** What you have to do **
How many lines of the records hold the string "ENTER"? Reply with the number alone.

** Supplied data **
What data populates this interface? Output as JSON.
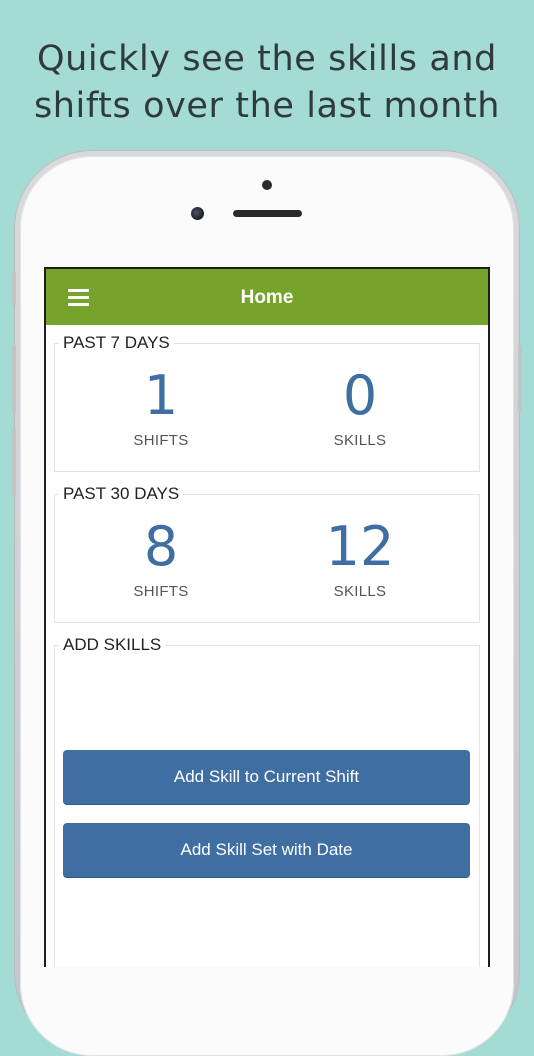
{
  "headline": {
    "line1": "Quickly see the skills and",
    "line2": "shifts over the last month"
  },
  "navbar": {
    "title": "Home",
    "menu_icon": "hamburger-menu-icon",
    "color": "#76a42b"
  },
  "past7": {
    "title": "PAST 7 DAYS",
    "shifts_value": "1",
    "shifts_label": "SHIFTS",
    "skills_value": "0",
    "skills_label": "SKILLS"
  },
  "past30": {
    "title": "PAST 30 DAYS",
    "shifts_value": "8",
    "shifts_label": "SHIFTS",
    "skills_value": "12",
    "skills_label": "SKILLS"
  },
  "add_skills": {
    "title": "ADD SKILLS",
    "add_to_shift_label": "Add Skill to Current Shift",
    "add_with_date_label": "Add Skill Set with Date"
  },
  "colors": {
    "background": "#a5dbd5",
    "accent_blue": "#3f6fa2"
  }
}
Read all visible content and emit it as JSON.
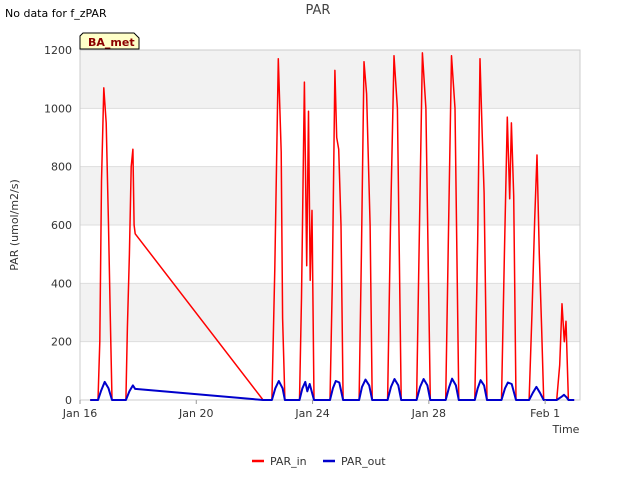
{
  "header": {
    "nodata_text": "No data for f_zPAR"
  },
  "chart_data": {
    "type": "line",
    "title": "PAR",
    "badge": "BA_met",
    "xlabel": "Time",
    "ylabel": "PAR (umol/m2/s)",
    "ylim": [
      0,
      1200
    ],
    "yticks": [
      0,
      200,
      400,
      600,
      800,
      1000,
      1200
    ],
    "xlim": [
      0,
      17.2
    ],
    "xticks": [
      {
        "value": 0,
        "label": "Jan 16"
      },
      {
        "value": 4,
        "label": "Jan 20"
      },
      {
        "value": 8,
        "label": "Jan 24"
      },
      {
        "value": 12,
        "label": "Jan 28"
      },
      {
        "value": 16,
        "label": "Feb 1"
      }
    ],
    "x_note": "x values are days since Jan 16 00:00",
    "grid": true,
    "legend_position": "bottom",
    "series": [
      {
        "name": "PAR_in",
        "color": "#ff0000",
        "points": [
          [
            0.35,
            0
          ],
          [
            0.5,
            0
          ],
          [
            0.62,
            0
          ],
          [
            0.68,
            200
          ],
          [
            0.74,
            750
          ],
          [
            0.82,
            1070
          ],
          [
            0.9,
            950
          ],
          [
            0.98,
            600
          ],
          [
            1.04,
            300
          ],
          [
            1.1,
            0
          ],
          [
            1.58,
            0
          ],
          [
            1.63,
            250
          ],
          [
            1.7,
            500
          ],
          [
            1.76,
            800
          ],
          [
            1.82,
            860
          ],
          [
            1.86,
            600
          ],
          [
            1.9,
            570
          ],
          [
            6.3,
            0
          ],
          [
            6.6,
            0
          ],
          [
            6.7,
            450
          ],
          [
            6.82,
            1170
          ],
          [
            6.92,
            850
          ],
          [
            6.97,
            280
          ],
          [
            7.05,
            0
          ],
          [
            7.55,
            0
          ],
          [
            7.62,
            350
          ],
          [
            7.72,
            1090
          ],
          [
            7.8,
            460
          ],
          [
            7.86,
            990
          ],
          [
            7.92,
            410
          ],
          [
            7.98,
            650
          ],
          [
            8.05,
            0
          ],
          [
            8.6,
            0
          ],
          [
            8.68,
            400
          ],
          [
            8.77,
            1130
          ],
          [
            8.83,
            900
          ],
          [
            8.9,
            860
          ],
          [
            8.98,
            600
          ],
          [
            9.05,
            0
          ],
          [
            9.6,
            0
          ],
          [
            9.68,
            500
          ],
          [
            9.77,
            1160
          ],
          [
            9.86,
            1050
          ],
          [
            9.98,
            600
          ],
          [
            10.05,
            0
          ],
          [
            10.58,
            0
          ],
          [
            10.68,
            600
          ],
          [
            10.8,
            1180
          ],
          [
            10.92,
            1000
          ],
          [
            11.05,
            0
          ],
          [
            11.58,
            0
          ],
          [
            11.68,
            600
          ],
          [
            11.78,
            1190
          ],
          [
            11.9,
            1000
          ],
          [
            12.05,
            0
          ],
          [
            12.58,
            0
          ],
          [
            12.68,
            600
          ],
          [
            12.78,
            1180
          ],
          [
            12.9,
            1000
          ],
          [
            13.03,
            0
          ],
          [
            13.58,
            0
          ],
          [
            13.68,
            550
          ],
          [
            13.76,
            1170
          ],
          [
            13.84,
            900
          ],
          [
            13.9,
            710
          ],
          [
            14.0,
            0
          ],
          [
            14.5,
            0
          ],
          [
            14.6,
            500
          ],
          [
            14.7,
            970
          ],
          [
            14.78,
            690
          ],
          [
            14.84,
            950
          ],
          [
            14.92,
            700
          ],
          [
            15.0,
            0
          ],
          [
            15.45,
            0
          ],
          [
            15.55,
            300
          ],
          [
            15.64,
            620
          ],
          [
            15.72,
            840
          ],
          [
            15.8,
            500
          ],
          [
            15.88,
            250
          ],
          [
            15.95,
            0
          ],
          [
            16.4,
            0
          ],
          [
            16.5,
            120
          ],
          [
            16.58,
            330
          ],
          [
            16.66,
            200
          ],
          [
            16.72,
            270
          ],
          [
            16.8,
            0
          ],
          [
            17.0,
            0
          ]
        ]
      },
      {
        "name": "PAR_out",
        "color": "#0000cc",
        "points": [
          [
            0.35,
            0
          ],
          [
            0.62,
            0
          ],
          [
            0.72,
            30
          ],
          [
            0.85,
            62
          ],
          [
            0.98,
            40
          ],
          [
            1.1,
            0
          ],
          [
            1.58,
            0
          ],
          [
            1.7,
            30
          ],
          [
            1.82,
            50
          ],
          [
            1.9,
            38
          ],
          [
            6.3,
            0
          ],
          [
            6.6,
            0
          ],
          [
            6.72,
            40
          ],
          [
            6.84,
            65
          ],
          [
            6.97,
            40
          ],
          [
            7.05,
            0
          ],
          [
            7.55,
            0
          ],
          [
            7.65,
            40
          ],
          [
            7.75,
            62
          ],
          [
            7.82,
            30
          ],
          [
            7.9,
            55
          ],
          [
            8.05,
            0
          ],
          [
            8.6,
            0
          ],
          [
            8.7,
            40
          ],
          [
            8.8,
            65
          ],
          [
            8.92,
            60
          ],
          [
            9.05,
            0
          ],
          [
            9.6,
            0
          ],
          [
            9.7,
            45
          ],
          [
            9.82,
            70
          ],
          [
            9.95,
            50
          ],
          [
            10.05,
            0
          ],
          [
            10.58,
            0
          ],
          [
            10.7,
            45
          ],
          [
            10.82,
            72
          ],
          [
            10.95,
            50
          ],
          [
            11.05,
            0
          ],
          [
            11.58,
            0
          ],
          [
            11.7,
            45
          ],
          [
            11.82,
            72
          ],
          [
            11.95,
            50
          ],
          [
            12.05,
            0
          ],
          [
            12.58,
            0
          ],
          [
            12.7,
            45
          ],
          [
            12.8,
            73
          ],
          [
            12.93,
            50
          ],
          [
            13.03,
            0
          ],
          [
            13.58,
            0
          ],
          [
            13.68,
            40
          ],
          [
            13.78,
            68
          ],
          [
            13.9,
            50
          ],
          [
            14.0,
            0
          ],
          [
            14.5,
            0
          ],
          [
            14.62,
            40
          ],
          [
            14.72,
            60
          ],
          [
            14.85,
            55
          ],
          [
            15.0,
            0
          ],
          [
            15.45,
            0
          ],
          [
            15.58,
            25
          ],
          [
            15.7,
            45
          ],
          [
            15.82,
            25
          ],
          [
            15.95,
            0
          ],
          [
            16.4,
            0
          ],
          [
            16.55,
            10
          ],
          [
            16.65,
            18
          ],
          [
            16.75,
            8
          ],
          [
            16.8,
            0
          ],
          [
            17.0,
            0
          ]
        ]
      }
    ]
  }
}
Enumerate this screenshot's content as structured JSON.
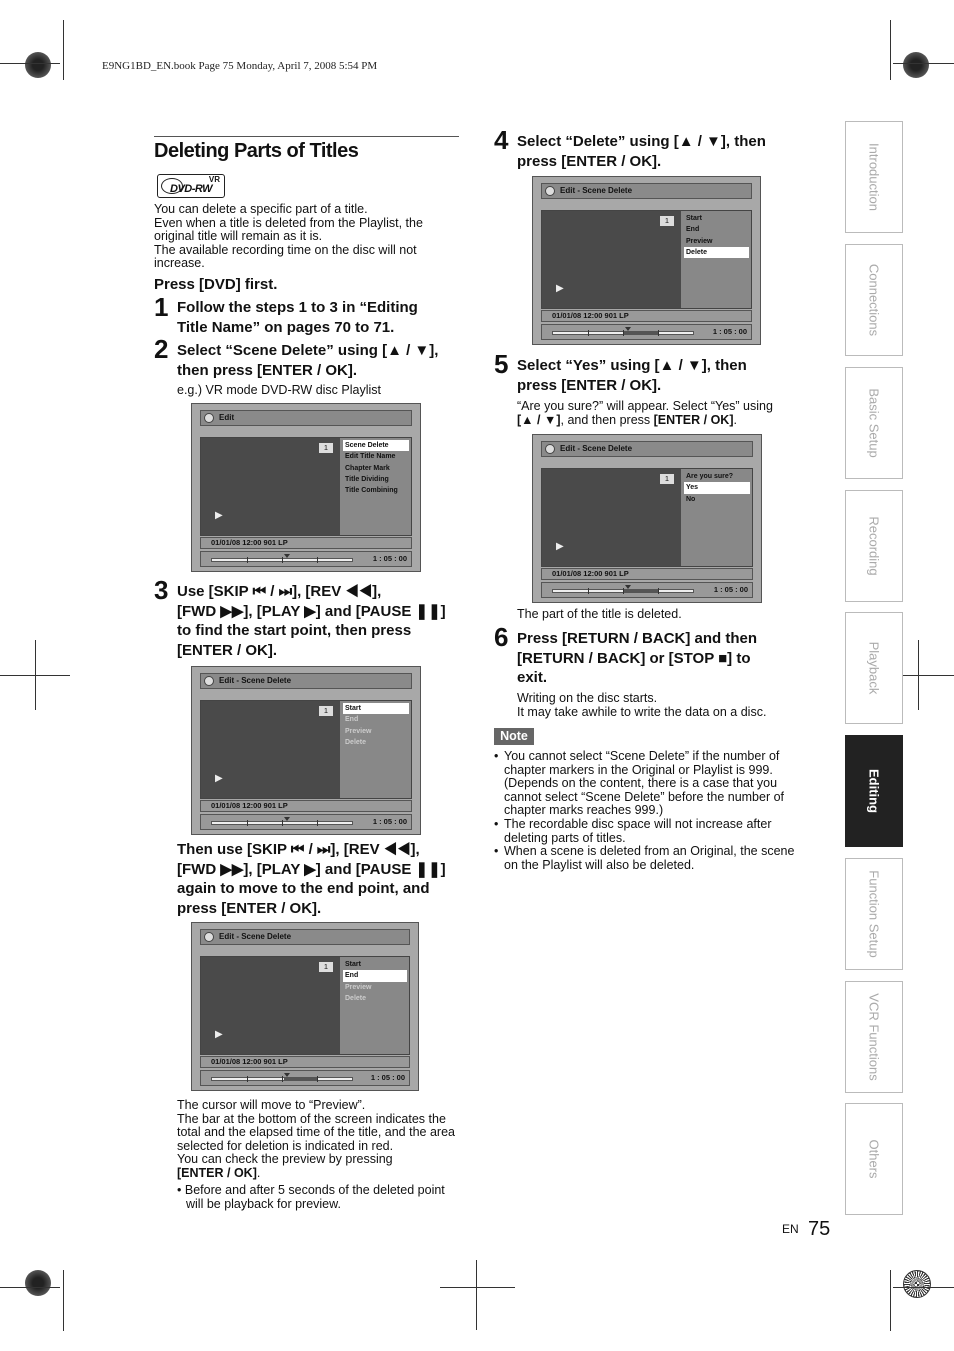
{
  "header": {
    "file_line": "E9NG1BD_EN.book  Page 75  Monday, April 7, 2008  5:54 PM"
  },
  "section": {
    "title": "Deleting Parts of Titles",
    "badge_vr": "VR",
    "badge_disc": "DVD-RW",
    "intro_lines": [
      "You can delete a specific part of a title.",
      "Even when a title is deleted from the Playlist, the",
      "original title will remain as it is.",
      "The available recording time on the disc will not",
      "increase."
    ],
    "press_first": "Press [DVD] first."
  },
  "steps": {
    "s1": {
      "num": "1",
      "lines": [
        "Follow the steps 1 to 3 in “Editing",
        "Title Name” on pages 70 to 71."
      ]
    },
    "s2": {
      "num": "2",
      "lines": [
        "Select “Scene Delete” using [▲ / ▼],",
        "then press [ENTER / OK]."
      ],
      "note": "e.g.) VR mode DVD-RW disc Playlist"
    },
    "s3": {
      "num": "3",
      "lines": [
        "Use [SKIP ⏮ / ⏭], [REV ◀◀],",
        "[FWD ▶▶], [PLAY ▶] and [PAUSE ❚❚]",
        "to find the start point, then press",
        "[ENTER / OK]."
      ]
    },
    "s3b": {
      "lines": [
        "Then use [SKIP ⏮ / ⏭], [REV ◀◀],",
        "[FWD ▶▶], [PLAY ▶] and [PAUSE ❚❚]",
        "again to move to the end point, and",
        "press [ENTER / OK]."
      ]
    },
    "s3_after": [
      "The cursor will move to “Preview”.",
      "The bar at the bottom of the screen indicates the",
      "total and the elapsed time of the title, and the area",
      "selected for deletion is indicated in red.",
      "You can check the preview by pressing"
    ],
    "s3_after_bold": "[ENTER / OK]",
    "s3_after_bold_tail": ".",
    "s3_bullet": [
      "Before and after 5 seconds of the deleted point",
      "will be playback for preview."
    ],
    "s4": {
      "num": "4",
      "lines": [
        "Select “Delete” using [▲ / ▼], then",
        "press [ENTER / OK]."
      ]
    },
    "s5": {
      "num": "5",
      "lines": [
        "Select “Yes” using [▲ / ▼], then",
        "press [ENTER / OK]."
      ],
      "note_line1": "“Are you sure?” will appear. Select “Yes” using",
      "note_line2_bold1": "[▲ / ▼]",
      "note_line2_mid": ", and then press ",
      "note_line2_bold2": "[ENTER / OK]",
      "note_line2_end": ".",
      "after": "The part of the title is deleted."
    },
    "s6": {
      "num": "6",
      "lines": [
        "Press [RETURN / BACK] and then",
        "[RETURN / BACK] or [STOP ■] to",
        "exit."
      ],
      "after": [
        "Writing on the disc starts.",
        "It may take awhile to write the data on a disc."
      ]
    }
  },
  "screens": {
    "edit": {
      "title": "Edit",
      "num": "1",
      "menu": [
        "Scene Delete",
        "Edit Title Name",
        "Chapter Mark",
        "Title Dividing",
        "Title Combining"
      ],
      "info": "01/01/08 12:00      901  LP",
      "time": "1 : 05 : 00"
    },
    "sd_start": {
      "title": "Edit - Scene Delete",
      "num": "1",
      "menu": [
        "Start",
        "End",
        "Preview",
        "Delete"
      ],
      "info": "01/01/08 12:00      901  LP",
      "time": "1 : 05 : 00"
    },
    "sd_end": {
      "title": "Edit - Scene Delete",
      "num": "1",
      "menu": [
        "Start",
        "End",
        "Preview",
        "Delete"
      ],
      "info": "01/01/08 12:00      901  LP",
      "time": "1 : 05 : 00"
    },
    "sd_delete": {
      "title": "Edit - Scene Delete",
      "num": "1",
      "menu": [
        "Start",
        "End",
        "Preview",
        "Delete"
      ],
      "info": "01/01/08 12:00      901  LP",
      "time": "1 : 05 : 00"
    },
    "sd_confirm": {
      "title": "Edit - Scene Delete",
      "num": "1",
      "menu": [
        "Are you sure?",
        "Yes",
        "No"
      ],
      "info": "01/01/08 12:00      901  LP",
      "time": "1 : 05 : 00"
    }
  },
  "note": {
    "label": "Note",
    "items": [
      [
        "You cannot select “Scene Delete” if the number of",
        "chapter markers in the Original or Playlist is 999.",
        "(Depends on the content, there is a case that you",
        "cannot select “Scene Delete” before the number of",
        "chapter marks reaches 999.)"
      ],
      [
        "The recordable disc space will not increase after",
        "deleting parts of titles."
      ],
      [
        "When a scene is deleted from an Original, the scene",
        "on the Playlist will also be deleted."
      ]
    ]
  },
  "side_tabs": [
    "Introduction",
    "Connections",
    "Basic Setup",
    "Recording",
    "Playback",
    "Editing",
    "Function Setup",
    "VCR Functions",
    "Others"
  ],
  "active_tab": "Editing",
  "footer": {
    "lang": "EN",
    "page": "75"
  }
}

** Written response **
7